The Ambient Experience on Amazon Fire TV Omni QLED Series TVs uses sensors to determine when a room is dark or unoccupied and displays things like curated art collections as the smart TV background, time and weather, along with a selection of customizable widgets like calendar, sticky notes, and Live TV.
When Amazon launched its own Fire TVs in Mexico, UK and Germany in March it also brought collections of local artists to TVs in those regions – one of the ways the platform continues to optimize features as Amazon gets more information back from testing and users. As of March, Amazon sales of Fire TVs surpassed 200 million devices globally.
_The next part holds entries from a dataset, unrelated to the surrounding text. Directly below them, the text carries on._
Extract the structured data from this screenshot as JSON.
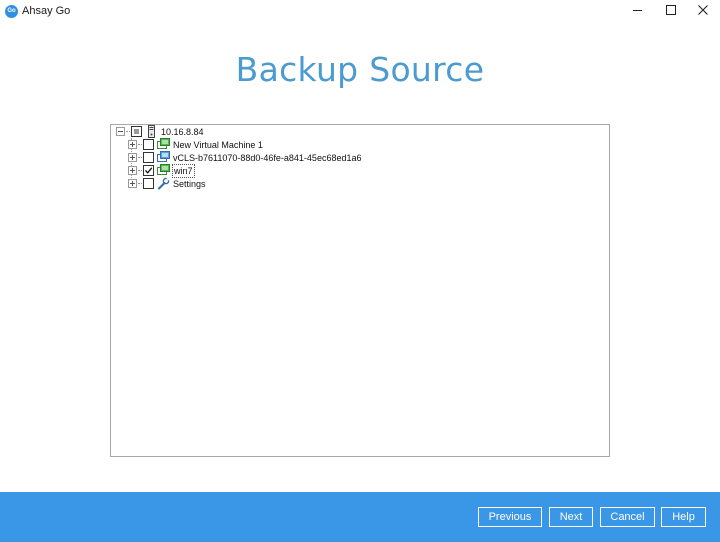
{
  "window": {
    "app_title": "Ahsay Go",
    "logo_text": "Go"
  },
  "page": {
    "title": "Backup Source"
  },
  "tree": {
    "root": {
      "label": "10.16.8.84",
      "icon": "server-icon",
      "check_state": "partial",
      "expanded": true
    },
    "children": [
      {
        "label": "New Virtual Machine 1",
        "icon": "vm-green-icon",
        "checked": false,
        "expanded": false
      },
      {
        "label": "vCLS-b7611070-88d0-46fe-a841-45ec68ed1a6",
        "icon": "vm-blue-icon",
        "checked": false,
        "expanded": false
      },
      {
        "label": "win7",
        "icon": "vm-green-icon",
        "checked": true,
        "expanded": false,
        "focused": true
      },
      {
        "label": "Settings",
        "icon": "wrench-icon",
        "checked": false,
        "expanded": false
      }
    ]
  },
  "footer": {
    "previous_label": "Previous",
    "next_label": "Next",
    "cancel_label": "Cancel",
    "help_label": "Help"
  },
  "colors": {
    "title_blue": "#4c9bd0",
    "footer_blue": "#3a96e6"
  }
}
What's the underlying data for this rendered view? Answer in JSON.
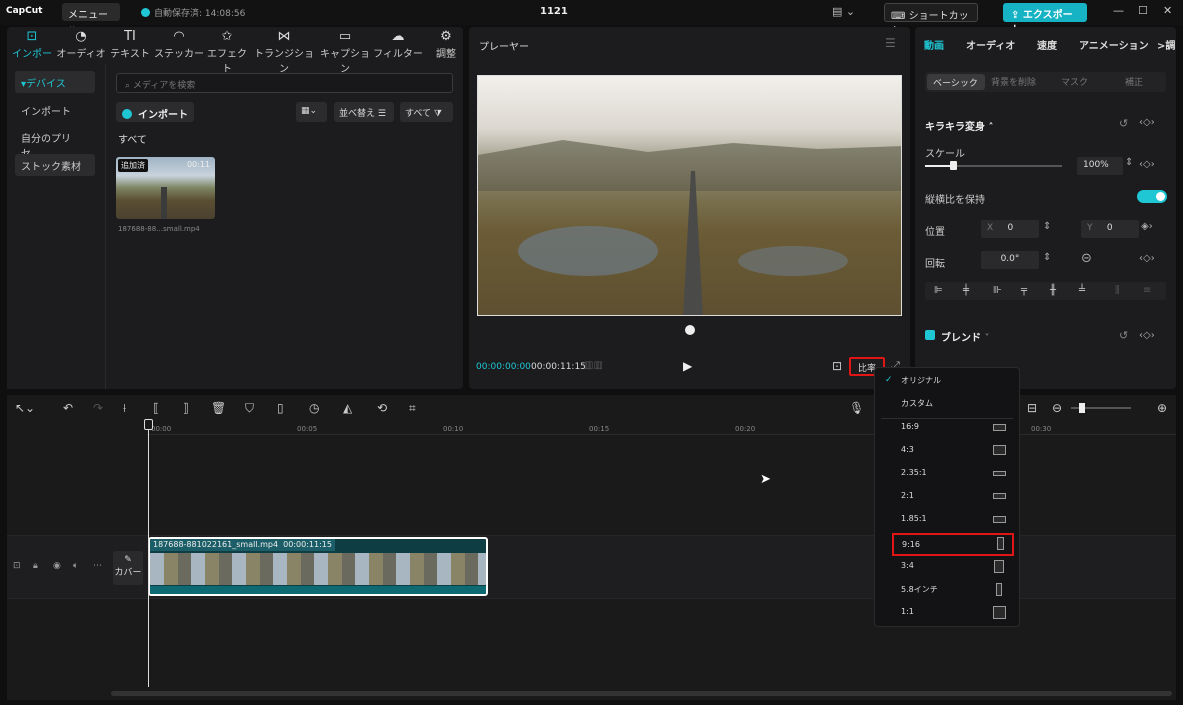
{
  "app": {
    "logo": "CapCut",
    "menu_label": "メニュー",
    "saved_status": "自動保存済: 14:08:56",
    "project_title": "1121",
    "shortcut_label": "ショートカット",
    "export_label": "エクスポート"
  },
  "media": {
    "tabs": [
      {
        "label": "インポート",
        "icon": "import-icon"
      },
      {
        "label": "オーディオ",
        "icon": "audio-icon"
      },
      {
        "label": "テキスト",
        "icon": "text-icon"
      },
      {
        "label": "ステッカー",
        "icon": "sticker-icon"
      },
      {
        "label": "エフェクト",
        "icon": "effect-icon"
      },
      {
        "label": "トランジション",
        "icon": "transition-icon"
      },
      {
        "label": "キャプション",
        "icon": "caption-icon"
      },
      {
        "label": "フィルター",
        "icon": "filter-icon"
      },
      {
        "label": "調整",
        "icon": "adjust-icon"
      }
    ],
    "sidebar": [
      "▾デバイス",
      "インポート",
      "自分のプリセ…",
      "ストック素材"
    ],
    "search_placeholder": "メディアを検索",
    "import_label": "インポート",
    "sort_label": "並べ替え",
    "filter_label": "すべて",
    "all_label": "すべて",
    "thumb_badge": "追加済",
    "thumb_duration": "00:11",
    "thumb_name": "187688-88…small.mp4"
  },
  "player": {
    "title": "プレーヤー",
    "timecode_current": "00:00:00:00",
    "timecode_total": "00:00:11:15",
    "ratio_label": "比率"
  },
  "props": {
    "tabs": [
      "動画",
      "オーディオ",
      "速度",
      "アニメーション",
      ">調"
    ],
    "subtabs": [
      "ベーシック",
      "背景を削除",
      "マスク",
      "補正"
    ],
    "section_transform": "キラキラ変身",
    "scale_label": "スケール",
    "scale_value": "100%",
    "keep_ratio_label": "縦横比を保持",
    "position_label": "位置",
    "pos_x_label": "X",
    "pos_x_value": "0",
    "pos_y_label": "Y",
    "pos_y_value": "0",
    "rotation_label": "回転",
    "rotation_value": "0.0°",
    "blend_label": "ブレンド"
  },
  "timeline": {
    "ticks": [
      "00:00",
      "00:05",
      "00:10",
      "00:15",
      "00:20",
      "00:30"
    ],
    "cover_label": "カバー",
    "clip_name": "187688-881022161_small.mp4",
    "clip_duration": "00:00:11:15"
  },
  "ratio_menu": {
    "items": [
      {
        "label": "オリジナル",
        "checked": true
      },
      {
        "label": "カスタム"
      },
      {
        "label": "16:9"
      },
      {
        "label": "4:3"
      },
      {
        "label": "2.35:1"
      },
      {
        "label": "2:1"
      },
      {
        "label": "1.85:1"
      },
      {
        "label": "9:16",
        "highlighted": true
      },
      {
        "label": "3:4"
      },
      {
        "label": "5.8インチ"
      },
      {
        "label": "1:1"
      }
    ]
  },
  "colors": {
    "accent": "#1fc7d4",
    "highlight": "#e01515"
  }
}
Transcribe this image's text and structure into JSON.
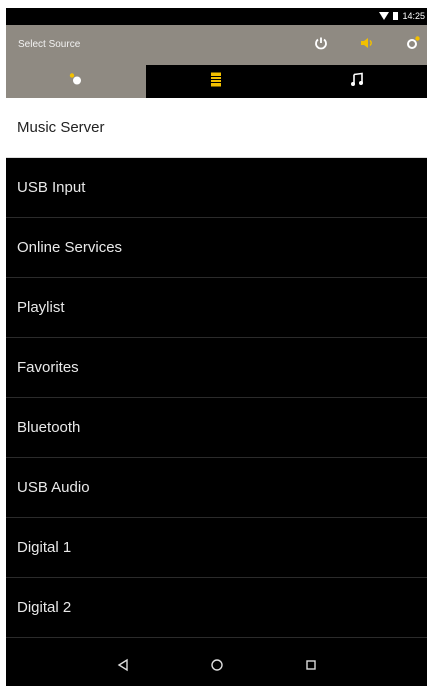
{
  "status": {
    "time": "14:25"
  },
  "header": {
    "title": "Select Source",
    "actions": [
      "power-icon",
      "volume-icon",
      "settings-icon"
    ]
  },
  "tabs": [
    {
      "icon": "source-icon",
      "active": true
    },
    {
      "icon": "library-icon",
      "active": false
    },
    {
      "icon": "music-note-icon",
      "active": false
    }
  ],
  "sources": [
    {
      "label": "Music Server",
      "selected": true
    },
    {
      "label": "USB Input"
    },
    {
      "label": "Online Services"
    },
    {
      "label": "Playlist"
    },
    {
      "label": "Favorites"
    },
    {
      "label": "Bluetooth"
    },
    {
      "label": "USB Audio"
    },
    {
      "label": "Digital 1"
    },
    {
      "label": "Digital 2"
    }
  ],
  "colors": {
    "appbar": "#8f8a82",
    "accent": "#f3c000"
  },
  "nav": [
    "back-icon",
    "home-icon",
    "recents-icon"
  ]
}
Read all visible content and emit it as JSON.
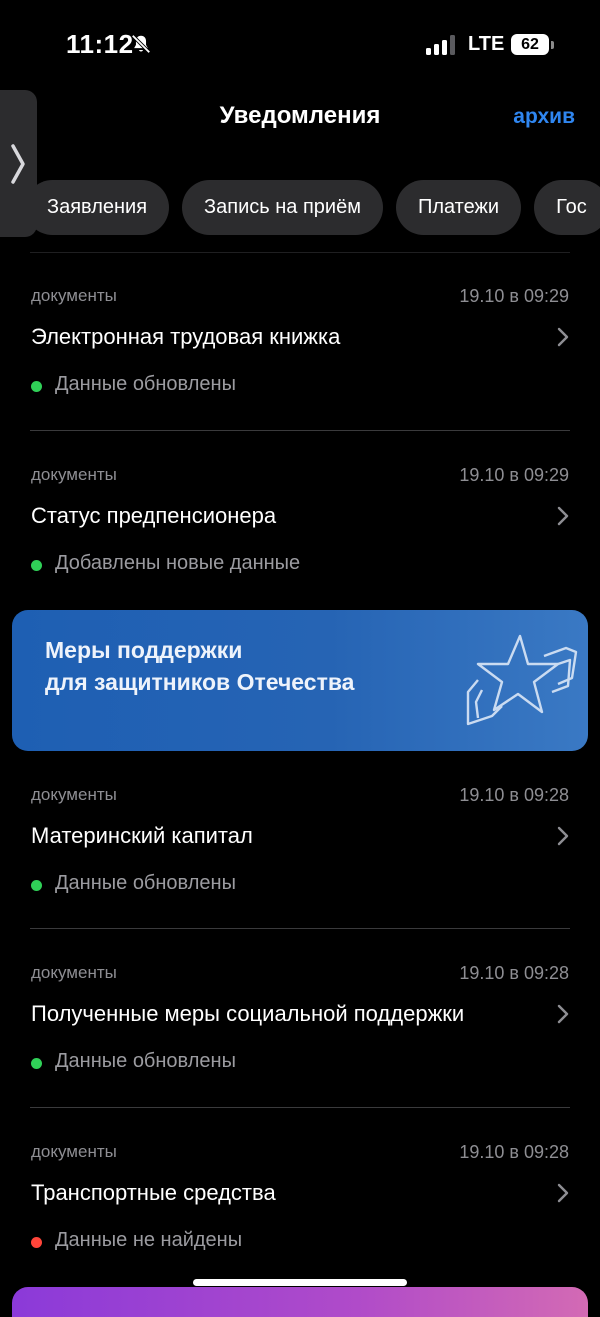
{
  "status_bar": {
    "time": "11:12",
    "network": "LTE",
    "battery": "62"
  },
  "header": {
    "title": "Уведомления",
    "archive_label": "архив"
  },
  "filters": [
    {
      "label": "Заявления"
    },
    {
      "label": "Запись на приём"
    },
    {
      "label": "Платежи"
    },
    {
      "label": "Гос"
    }
  ],
  "notifications": [
    {
      "category": "документы",
      "time": "19.10 в 09:29",
      "title": "Электронная трудовая книжка",
      "status": "Данные обновлены",
      "status_color": "#30d158"
    },
    {
      "category": "документы",
      "time": "19.10 в 09:29",
      "title": "Статус предпенсионера",
      "status": "Добавлены новые данные",
      "status_color": "#30d158"
    },
    {
      "category": "документы",
      "time": "19.10 в 09:28",
      "title": "Материнский капитал",
      "status": "Данные обновлены",
      "status_color": "#30d158"
    },
    {
      "category": "документы",
      "time": "19.10 в 09:28",
      "title": "Полученные меры социальной поддержки",
      "status": "Данные обновлены",
      "status_color": "#30d158"
    },
    {
      "category": "документы",
      "time": "19.10 в 09:28",
      "title": "Транспортные средства",
      "status": "Данные не найдены",
      "status_color": "#ff453a"
    }
  ],
  "banner": {
    "line1": "Меры поддержки",
    "line2": "для защитников Отечества"
  },
  "colors": {
    "accent": "#2f86f0",
    "ok": "#30d158",
    "error": "#ff453a"
  },
  "icons": {
    "notifications_muted": "bell-slash-icon",
    "side_panel": "chevron-right-icon",
    "item_arrow": "chevron-right-icon"
  }
}
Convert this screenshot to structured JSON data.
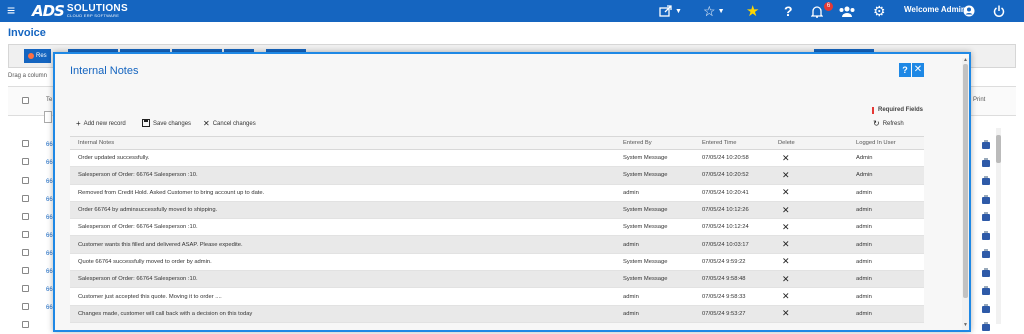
{
  "topbar": {
    "menu_icon": "hamburger-icon",
    "logo_mark": "ADS",
    "logo_text": "SOLUTIONS",
    "logo_tagline": "CLOUD ERP SOFTWARE",
    "icons": [
      "share-icon",
      "star-outline-icon",
      "star-filled-icon",
      "help-icon",
      "bell-icon",
      "users-icon",
      "gear-icon",
      "power-icon"
    ],
    "notification_count": "6",
    "welcome_text": "Welcome Admin",
    "accent_color": "#1565c0",
    "star_color": "#ffd600"
  },
  "page": {
    "title": "Invoice",
    "reset_label": "Res",
    "drag_hint": "Drag a column",
    "te_header": "Te",
    "print_header": "Print",
    "row_links": [
      "66",
      "66",
      "66",
      "66",
      "66",
      "66",
      "66",
      "66",
      "66",
      "66"
    ]
  },
  "modal": {
    "title": "Internal Notes",
    "help_label": "?",
    "close_label": "✕",
    "required_fields": "Required Fields",
    "toolbar": {
      "add_label": "Add new record",
      "save_label": "Save changes",
      "cancel_label": "Cancel changes",
      "refresh_label": "Refresh"
    },
    "columns": [
      "Internal Notes",
      "Entered By",
      "Entered Time",
      "Delete",
      "Logged In User"
    ],
    "rows": [
      {
        "note": "Order updated successfully.",
        "by": "System Message",
        "time": "07/05/24 10:20:58",
        "user": "Admin"
      },
      {
        "note": "Salesperson of Order: 66764 Salesperson :10.",
        "by": "System Message",
        "time": "07/05/24 10:20:52",
        "user": "Admin"
      },
      {
        "note": "Removed from Credit Hold. Asked Customer to bring account up to date.",
        "by": "admin",
        "time": "07/05/24 10:20:41",
        "user": "admin"
      },
      {
        "note": "Order 66764 by adminsuccessfully moved to shipping.",
        "by": "System Message",
        "time": "07/05/24 10:12:26",
        "user": "admin"
      },
      {
        "note": "Salesperson of Order: 66764 Salesperson :10.",
        "by": "System Message",
        "time": "07/05/24 10:12:24",
        "user": "admin"
      },
      {
        "note": "Customer wants this filled and delivered ASAP. Please expedite.",
        "by": "admin",
        "time": "07/05/24 10:03:17",
        "user": "admin"
      },
      {
        "note": "Quote 66764 successfully moved to order by admin.",
        "by": "System Message",
        "time": "07/05/24 9:59:22",
        "user": "admin"
      },
      {
        "note": "Salesperson of Order: 66764 Salesperson :10.",
        "by": "System Message",
        "time": "07/05/24 9:58:48",
        "user": "admin"
      },
      {
        "note": "Customer just accepted this quote. Moving it to order ....",
        "by": "admin",
        "time": "07/05/24 9:58:33",
        "user": "admin"
      },
      {
        "note": "Changes made, customer will call back with a decision on this today",
        "by": "admin",
        "time": "07/05/24 9:53:27",
        "user": "admin"
      }
    ]
  }
}
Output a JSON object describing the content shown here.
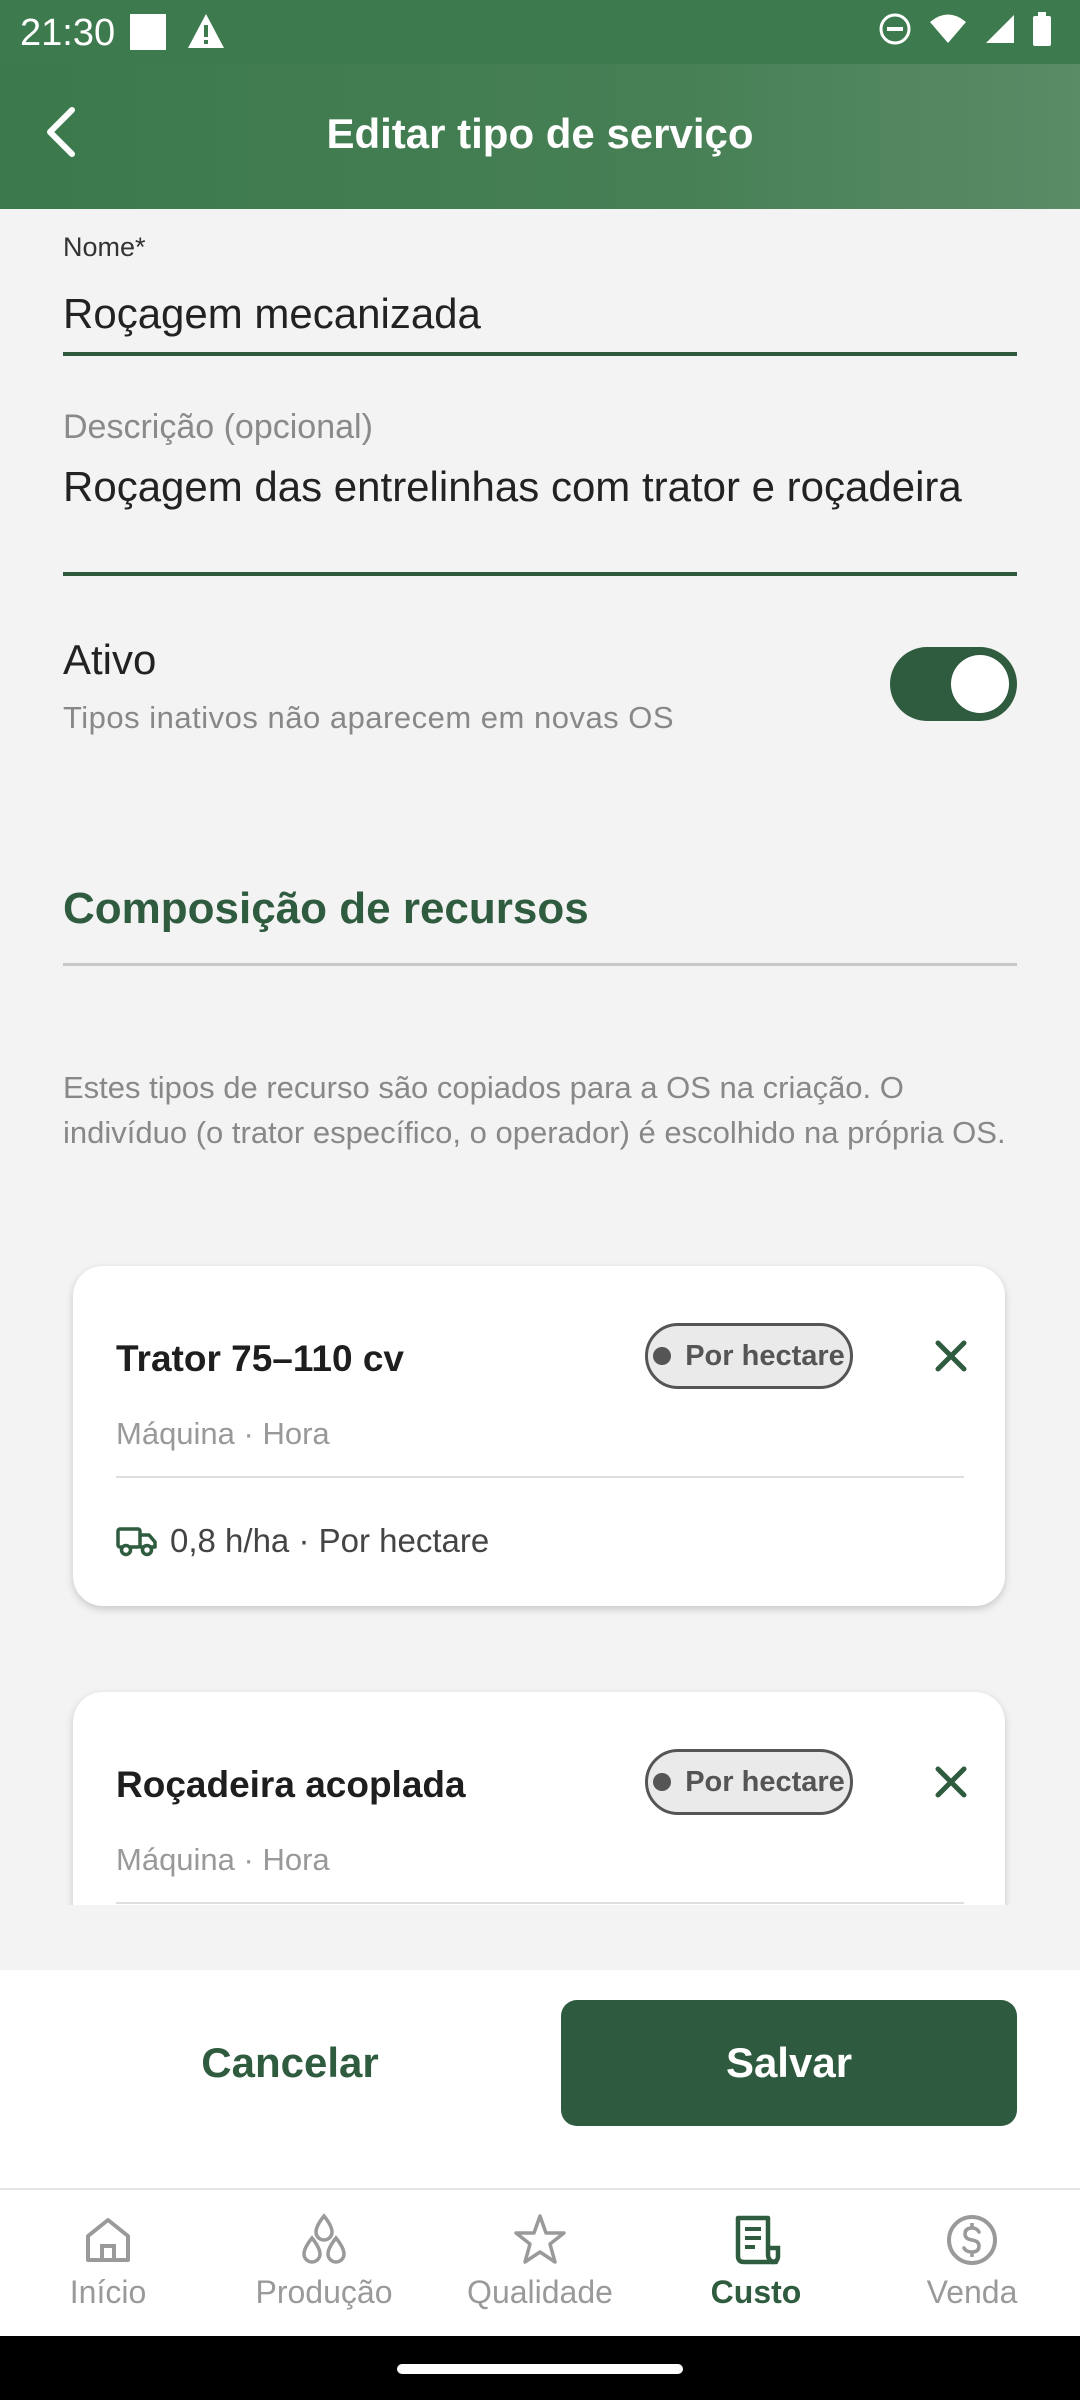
{
  "status": {
    "time": "21:30"
  },
  "header": {
    "title": "Editar tipo de serviço"
  },
  "form": {
    "name_label": "Nome*",
    "name_value": "Roçagem mecanizada",
    "description_label": "Descrição (opcional)",
    "description_value": "Roçagem das entrelinhas com trator e roçadeira",
    "active_label": "Ativo",
    "active_hint": "Tipos inativos não aparecem em novas OS",
    "active_on": true
  },
  "composition": {
    "title": "Composição de recursos",
    "help": "Estes tipos de recurso são copiados para a OS na criação. O indivíduo (o trator específico, o operador) é escolhido na própria OS.",
    "items": [
      {
        "name": "Trator 75–110 cv",
        "chip": "Por hectare",
        "meta": "Máquina · Hora",
        "detail": "0,8 h/ha · Por hectare",
        "detail_icon": "truck-icon"
      },
      {
        "name": "Roçadeira acoplada",
        "chip": "Por hectare",
        "meta": "Máquina · Hora"
      }
    ]
  },
  "actions": {
    "cancel": "Cancelar",
    "save": "Salvar"
  },
  "nav": {
    "items": [
      {
        "label": "Início",
        "icon": "home-icon"
      },
      {
        "label": "Produção",
        "icon": "drops-icon"
      },
      {
        "label": "Qualidade",
        "icon": "star-icon"
      },
      {
        "label": "Custo",
        "icon": "receipt-icon"
      },
      {
        "label": "Venda",
        "icon": "dollar-icon"
      }
    ],
    "active": "Custo"
  },
  "colors": {
    "primary": "#2f5b3f",
    "appbar": "#3d7a4e",
    "chip_border": "#555555"
  }
}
Features like Ambient are currently only available on the highest-end Amazon-built Fire TVs, but Maines maintained that every Fire TV customer is equal with a desire to bring the same features and experiences whether customers are buying an Amazon-made smart TV or Fire TV from a third-party partner or dongle stick. While not sharing comment on a specific product roadmap, Maines suggested Amazon would want to offer new features, such as Ambient, to all Fire TV customers.
Asked if Fire TV is able to directly monetize those features, Maines declined to comment on specifics but said generally “our goal is you start by creating the experience that customers love and want to use.”
By working backwards from what users want, Fire TV can then better serve advertisers.
“If the experience doesn’t work for the end customers, then you can’t monetize it, because there’s no eyeballs to monetize,” Maines said.
That said, she indicated it’s safe to assume that with newer features like ambient Fire TV is ensuring its building experiences that also have monetization in mind.
“There are cool different things that we are thinking about that are unique to that experience” she said, noting she thinks about advertiser customers who can leverage opportunities that they can’t find outside the Fire TV through features such as the ambient experience.
And doing what works well for consumers happens to translate to working well for advertisers, Maines continued, noting it’s about finding the connective tissue to build on top and deliver a unique and special product for viewers and brands.
Separately, in June reports surfaced that Amazon Prime Video is planning to launch an ad-supported tier. While Maines didn’t confirm or comment on anything related to those purported plans, when asked if Fire TV Channels could also pull in and integrate content from an ad-supported Prime Video tier to the interface, she noted that the company has already taken learnings from video offerings to launch new ones and fill where they see a need - as was the case with Fire TV Channels, which followed Prime Video and the ad-supported Freevee FAST.
“We’ve learned a ton about what works for customers, and what kind of content might be more engaged with from the perspective of something that’s friction free and doesn’t cost incremental, you know where we’re seeing things with Prime Video.”
Amazon saw that Freevee worked in certain ways for customers, she noted, but there was a gap in short-form content: enter Fire TV channels.
“You can imagine that we are constantly learning from the data we get and how customers use our services to inform what additional services or flavors of those services we might want to offer them,” Maines said.